He called his routines "bits", and among the best of Lenny's bits was called "Christ and Moses," in which he imagined Jesus Christ and Moses returning to modern America of the 1960s, and what they'd find: the opulence of St. Patrick's Cathedral in New York, the $8,000 ring on the finger of Cardinal Spellman.

Another bit titled "Religions, Inc.," satirized religious leaders of the day -- among them Billy Graham and Orel Roberts -- and carrying on as though at a business meeting.

On the subject of media's influence on children, Lenny once said, "I'd prefer my kid watch a stag movie rather than 'King of Kings.' Because there's killing in 'King of Kings' and I don't want my kid to kill Christ when he comes back."

Regarding racism and bigotry, Lenny once said to an audience, "You and I know what a Jew is" -- Lenny was Jewish -- "one who killed the Lord." He then took the satire further: rather than trying to reason with that faulty, ridiculous logic, he decided to confess: "We did it, I did it -- my family did it. We found a note in the basement that said, 'We did Him in,' signed Morty."

Lenny was considered "dirty" in America, but in Canada and Europe he was regarded as a satirist on par with Rabelais and Jonathan Swift. London Observer critic, Kenneth Tynan, was among his proponents, as were the young cast of comedians who would ultimately become Monty Python. In the end, though, Lenny was deported from England and from Australia because the establishment simply felt too threatened by his comedy.

By 1964, Lenny had been arrested more than a dozen times and had cases pending in Los Angeles, Chicago and New York. He began arguing his legal case on the nightclub stage. Nightclub owners across the country were threatened by authorities not to book Lenny Bruce. At one point, authorities took away his cabaret card, rendering him unable to work.

The trials and the lawyers and legal arguments exhausted Lenny, who never gave up hope that if he just perform his act before a judge, everything would be solved. But courts do not work in such a straightforward manner. To the end, Lenny believed in the power of words, but the judicial system kept him from harnessing them to bring his argument to the fore in any meaningful way.
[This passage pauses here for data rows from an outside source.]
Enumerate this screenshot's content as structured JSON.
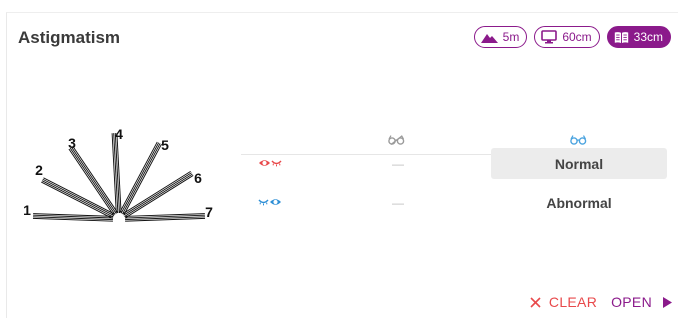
{
  "card": {
    "title": "Astigmatism"
  },
  "distances": [
    {
      "label": "5m",
      "icon": "mountain-icon",
      "active": false
    },
    {
      "label": "60cm",
      "icon": "monitor-icon",
      "active": false
    },
    {
      "label": "33cm",
      "icon": "book-icon",
      "active": true
    }
  ],
  "dial": {
    "numbers": [
      "1",
      "2",
      "3",
      "4",
      "5",
      "6",
      "7"
    ]
  },
  "table": {
    "columns": [
      {
        "icon": "glasses-off-icon",
        "color": "#9a9a9a"
      },
      {
        "icon": "glasses-on-icon",
        "color": "#4aa3df"
      }
    ],
    "rows": [
      {
        "eye_icon": "right-eye-open-icon",
        "eye_color": "#e8494b",
        "without_glasses": "—",
        "with_glasses": "Normal",
        "selected": true
      },
      {
        "eye_icon": "left-eye-open-icon",
        "eye_color": "#2e8fd6",
        "without_glasses": "—",
        "with_glasses": "Abnormal",
        "selected": false
      }
    ]
  },
  "actions": {
    "clear_label": "CLEAR",
    "open_label": "OPEN",
    "clear_color": "#e8494b",
    "open_color": "#8b1a8b"
  },
  "accent_color": "#8b1a8b"
}
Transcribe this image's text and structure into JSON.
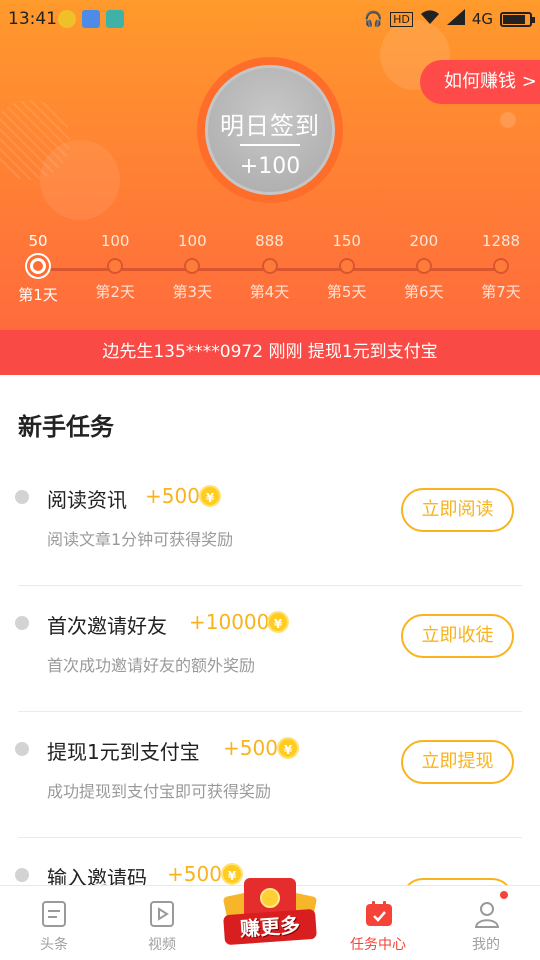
{
  "status_bar": {
    "time": "13:41",
    "hd": "HD",
    "network": "4G",
    "icons": [
      "app-notification-icon",
      "message-icon",
      "scan-icon",
      "headphone-icon",
      "wifi-icon",
      "signal-icon",
      "battery-icon"
    ]
  },
  "checkin": {
    "title": "明日签到",
    "bonus": "+100",
    "how_to_earn": "如何赚钱 >"
  },
  "days": [
    {
      "points": "50",
      "label": "第1天",
      "active": true
    },
    {
      "points": "100",
      "label": "第2天",
      "active": false
    },
    {
      "points": "100",
      "label": "第3天",
      "active": false
    },
    {
      "points": "888",
      "label": "第4天",
      "active": false
    },
    {
      "points": "150",
      "label": "第5天",
      "active": false
    },
    {
      "points": "200",
      "label": "第6天",
      "active": false
    },
    {
      "points": "1288",
      "label": "第7天",
      "active": false
    }
  ],
  "marquee": "边先生135****0972  刚刚  提现1元到支付宝",
  "tasks_section": {
    "title": "新手任务",
    "tasks": [
      {
        "name": "阅读资讯",
        "reward": "+500",
        "desc": "阅读文章1分钟可获得奖励",
        "action": "立即阅读"
      },
      {
        "name": "首次邀请好友",
        "reward": "+10000",
        "desc": "首次成功邀请好友的额外奖励",
        "action": "立即收徒"
      },
      {
        "name": "提现1元到支付宝",
        "reward": "+500",
        "desc": "成功提现到支付宝即可获得奖励",
        "action": "立即提现"
      },
      {
        "name": "输入邀请码",
        "reward": "+500",
        "desc": "",
        "action": ""
      }
    ]
  },
  "coin_symbol": "¥",
  "promo": "赚更多",
  "nav": {
    "items": [
      {
        "label": "头条",
        "icon": "news-icon"
      },
      {
        "label": "视频",
        "icon": "video-icon"
      },
      {
        "label": "",
        "icon": "red-packet-icon"
      },
      {
        "label": "任务中心",
        "icon": "calendar-icon"
      },
      {
        "label": "我的",
        "icon": "profile-icon"
      }
    ]
  },
  "colors": {
    "accent_orange": "#ff8433",
    "red": "#f94a45",
    "gold": "#f8b31e",
    "nav_active": "#f5433a"
  }
}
After years of countless arrests and court battles across the country, Lenny Bruce died of a morphine overdose on August 3, 1966. He was immediately enshrined as a secular saint in popular culture, as "Father Bruce," in a Jefferson Airplane song, and a song about him appeared on Bob Dylan's late 70s album, Saved. Only a few years after his passing, stage plays of his life and act and comedy were performed to rave reviews and packed theaters. In 1974, Bob Fosse directed Dustin Hoffman in a bio pic titled Lenny.

Fred Baker's documentary Lenny Bruce Without Tears delivers what it promises -- an uncompromising look at one of the most brilliant and controversial public figures in the later part of the 20th century. It's not a sentimental, hero worshipping look at Lenny, but a fitting eptiaph for a comedian who left the world much changed from how he'd found it at the beginning of his 40-year life.
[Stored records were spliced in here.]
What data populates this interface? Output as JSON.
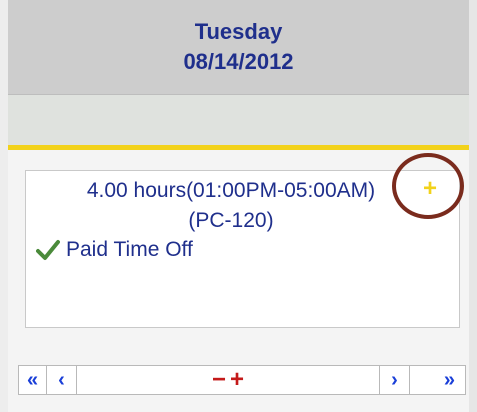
{
  "header": {
    "day": "Tuesday",
    "date": "08/14/2012"
  },
  "entry": {
    "hours_text": "4.00 hours(01:00PM-05:00AM)",
    "code_text": "(PC-120)",
    "type_text": "Paid Time Off",
    "add_icon": "+",
    "status_icon": "check-icon"
  },
  "nav": {
    "first": "«",
    "prev": "‹",
    "minus": "−",
    "plus": "+",
    "next": "›",
    "last": "»"
  },
  "colors": {
    "header_bg": "#cdcdcd",
    "text_blue": "#1f2f8c",
    "accent_yellow": "#f2d21a",
    "check_green": "#4a8a3a",
    "nav_blue": "#1a3fd8",
    "zoom_red": "#c41a1a",
    "highlight_circle": "#7a2b1d"
  }
}
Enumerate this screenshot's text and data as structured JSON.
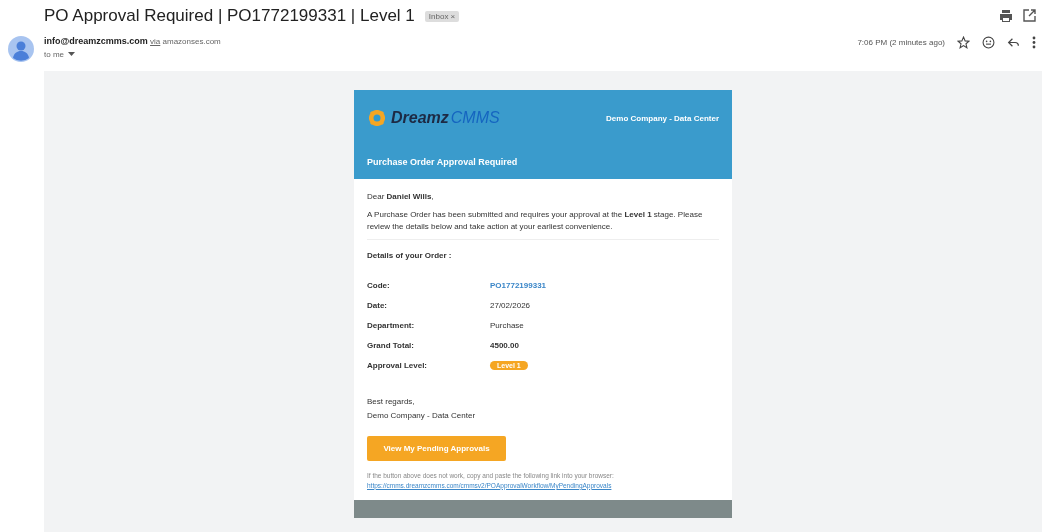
{
  "subject": "PO Approval Required | PO1772199331 | Level 1",
  "label": {
    "text": "Inbox",
    "close": "×"
  },
  "sender": {
    "email": "info@dreamzcmms.com",
    "via": "via",
    "domain": "amazonses.com",
    "to": "to me",
    "time": "7:06 PM (2 minutes ago)"
  },
  "email": {
    "logo": {
      "word1": "Dreamz",
      "word2": "CMMS"
    },
    "company": "Demo Company - Data Center",
    "heading": "Purchase Order Approval Required",
    "greeting": "Dear **Daniel Wills**,",
    "intro": "A Purchase Order has been submitted and requires your approval at the **Level 1** stage. Please review the details below and take action at your earliest convenience.",
    "details_title": "Details of your Order :",
    "details": [
      {
        "label": "Code:",
        "value": "PO1772199331",
        "kind": "link"
      },
      {
        "label": "Date:",
        "value": "27/02/2026",
        "kind": "plain"
      },
      {
        "label": "Department:",
        "value": "Purchase",
        "kind": "plain"
      },
      {
        "label": "Grand Total:",
        "value": "4500.00",
        "kind": "bold"
      },
      {
        "label": "Approval Level:",
        "value": "Level 1",
        "kind": "badge"
      }
    ],
    "closing": "Best regards,",
    "signature": "Demo Company - Data Center",
    "button": "View My Pending Approvals",
    "fallback": "If the button above does not work, copy and paste the following link into your browser:",
    "link": "https://cmms.dreamzcmms.com/cmmsv2/POApprovalWorkflow/MyPendingApprovals"
  }
}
Lenny found his voice and vision as an MC in third rate strip clubs, introducing dancers and doing shtick in between acts. Since the audience was there to see the strippers, Lenny found he could say anything that came to mind and always got the same reaction: no reaction. After a while, though, he found that he was consistently cracking up the band, jazzmen earning stale pay checks accompanying the dancers.
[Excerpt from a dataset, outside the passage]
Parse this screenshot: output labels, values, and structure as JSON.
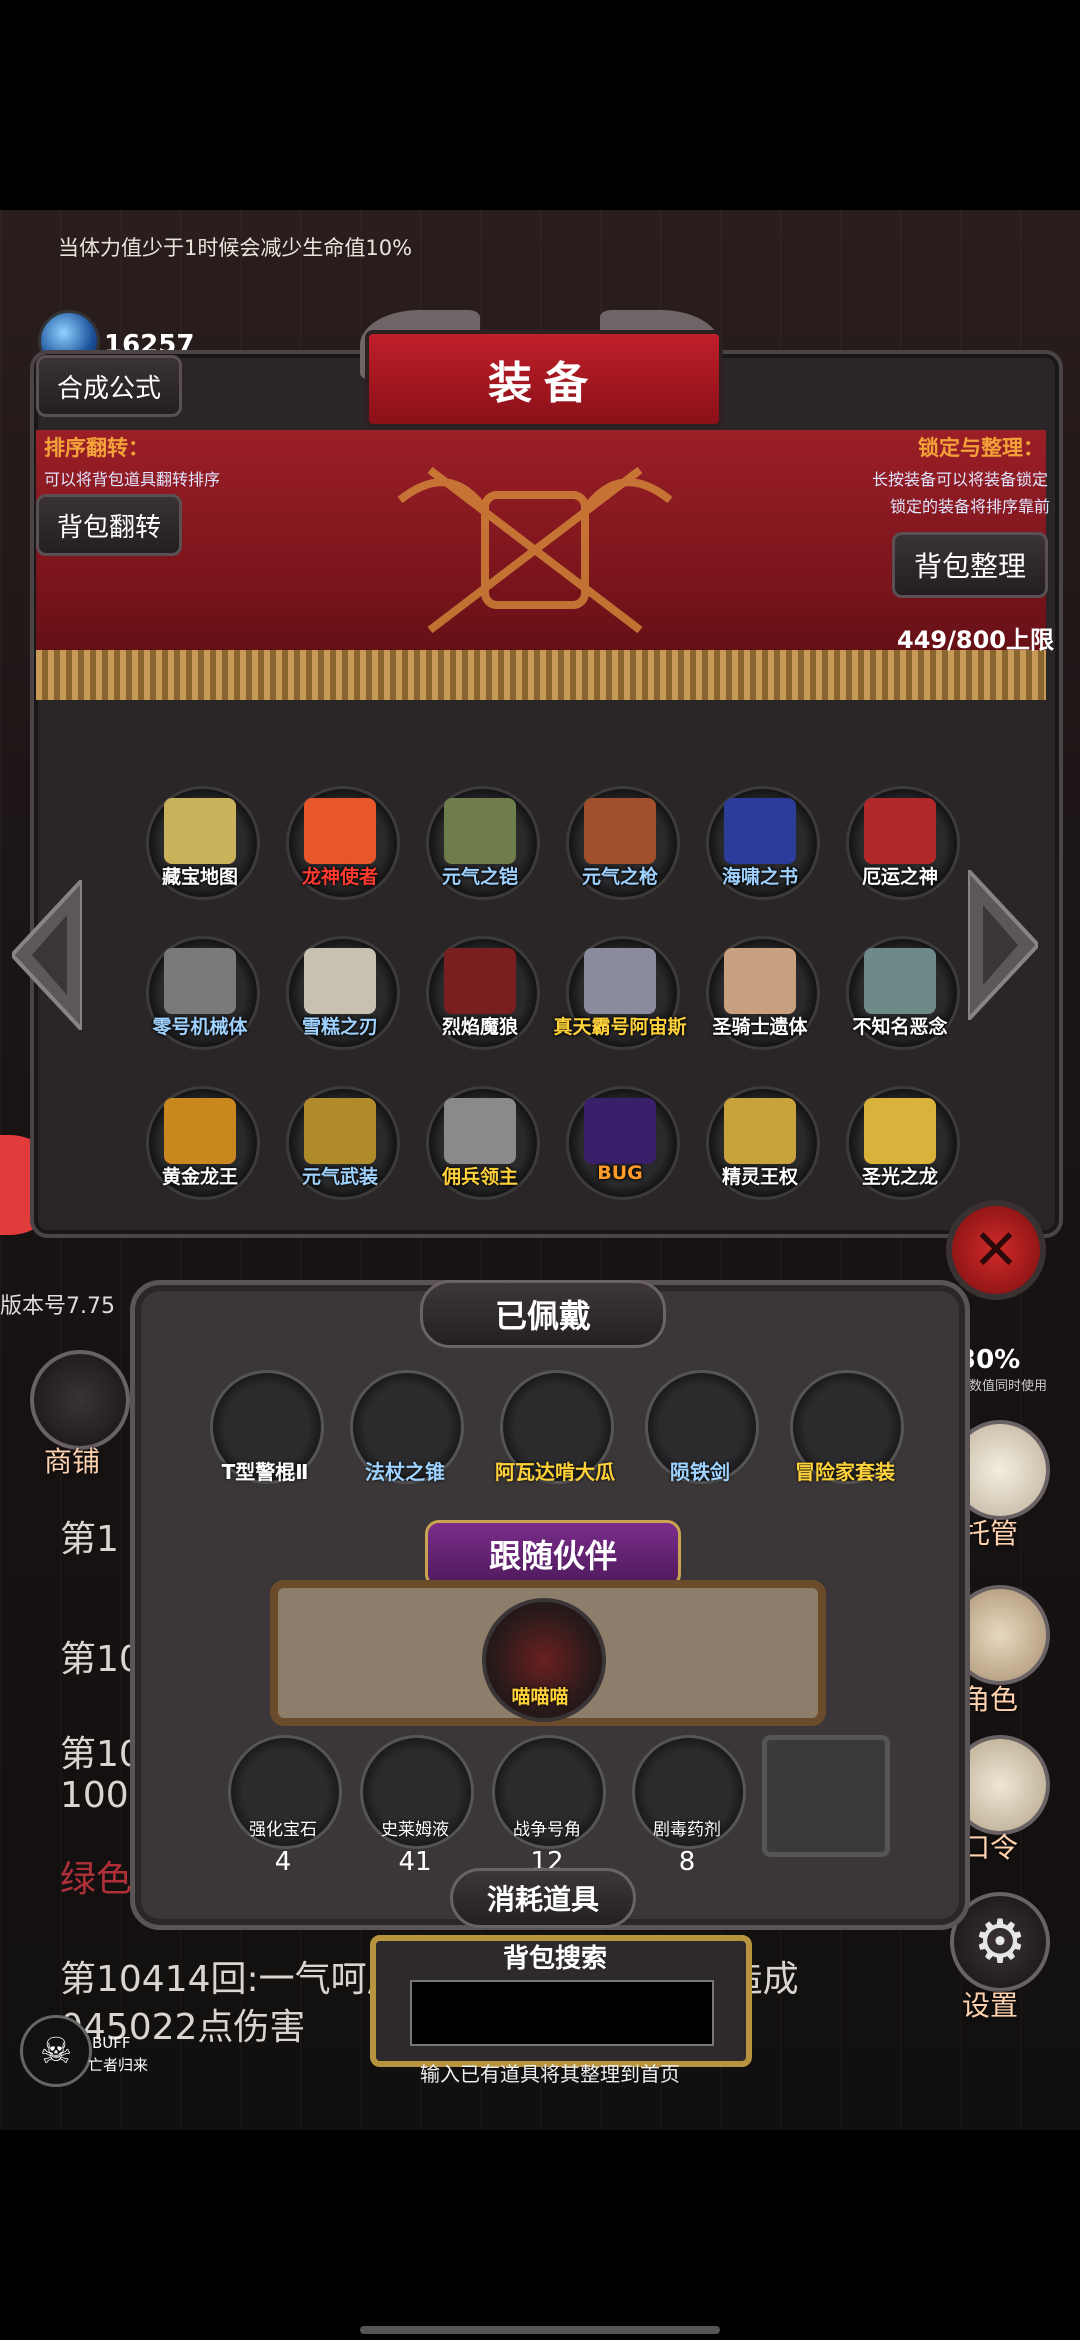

By the late 1950s, Lenny was headlining in nightclubs in Chicago, New York and San Francisco. He took his act from his daily life, commenting items in the news, and generally riffing on the hypocrisies of the day.

The film opens with Lenny entering an office in what appears to be a courthouse. There are fans and observers and even a camera crew on hand. When asked by a voice offscreen what the purpose of his visit is, Lenny states, "I'd like to report a crime."

No comments: